━━━ Source data ━━━

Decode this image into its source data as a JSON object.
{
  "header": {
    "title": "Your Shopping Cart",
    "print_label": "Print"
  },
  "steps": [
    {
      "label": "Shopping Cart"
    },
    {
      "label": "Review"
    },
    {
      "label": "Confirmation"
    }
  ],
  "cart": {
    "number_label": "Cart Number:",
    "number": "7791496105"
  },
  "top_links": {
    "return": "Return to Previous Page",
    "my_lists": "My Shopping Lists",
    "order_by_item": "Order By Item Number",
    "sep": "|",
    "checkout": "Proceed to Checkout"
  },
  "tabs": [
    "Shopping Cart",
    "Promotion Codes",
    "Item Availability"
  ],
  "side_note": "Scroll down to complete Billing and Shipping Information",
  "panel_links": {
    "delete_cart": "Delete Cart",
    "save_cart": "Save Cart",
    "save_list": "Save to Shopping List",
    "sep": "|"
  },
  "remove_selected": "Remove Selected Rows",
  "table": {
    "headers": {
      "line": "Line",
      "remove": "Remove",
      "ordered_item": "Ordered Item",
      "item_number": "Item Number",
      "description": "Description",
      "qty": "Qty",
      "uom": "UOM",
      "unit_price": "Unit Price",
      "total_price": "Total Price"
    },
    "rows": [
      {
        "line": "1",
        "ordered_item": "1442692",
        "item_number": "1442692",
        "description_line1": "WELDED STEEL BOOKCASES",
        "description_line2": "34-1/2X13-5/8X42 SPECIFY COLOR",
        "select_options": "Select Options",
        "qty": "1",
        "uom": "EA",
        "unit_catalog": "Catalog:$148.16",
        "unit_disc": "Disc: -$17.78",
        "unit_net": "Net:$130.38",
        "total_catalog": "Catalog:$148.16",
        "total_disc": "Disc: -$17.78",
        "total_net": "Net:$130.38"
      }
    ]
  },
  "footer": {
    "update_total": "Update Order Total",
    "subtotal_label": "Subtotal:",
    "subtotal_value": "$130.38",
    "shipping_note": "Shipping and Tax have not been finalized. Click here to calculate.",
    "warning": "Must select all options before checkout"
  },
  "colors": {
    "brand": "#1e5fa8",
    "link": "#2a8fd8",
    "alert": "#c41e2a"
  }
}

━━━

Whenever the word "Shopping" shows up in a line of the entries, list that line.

# Answer below:
    "title": "Your Shopping Cart",
      "label": "Shopping Cart"
    "my_lists": "My Shopping Lists",
    "Shopping Cart",
    "save_list": "Save to Shopping List",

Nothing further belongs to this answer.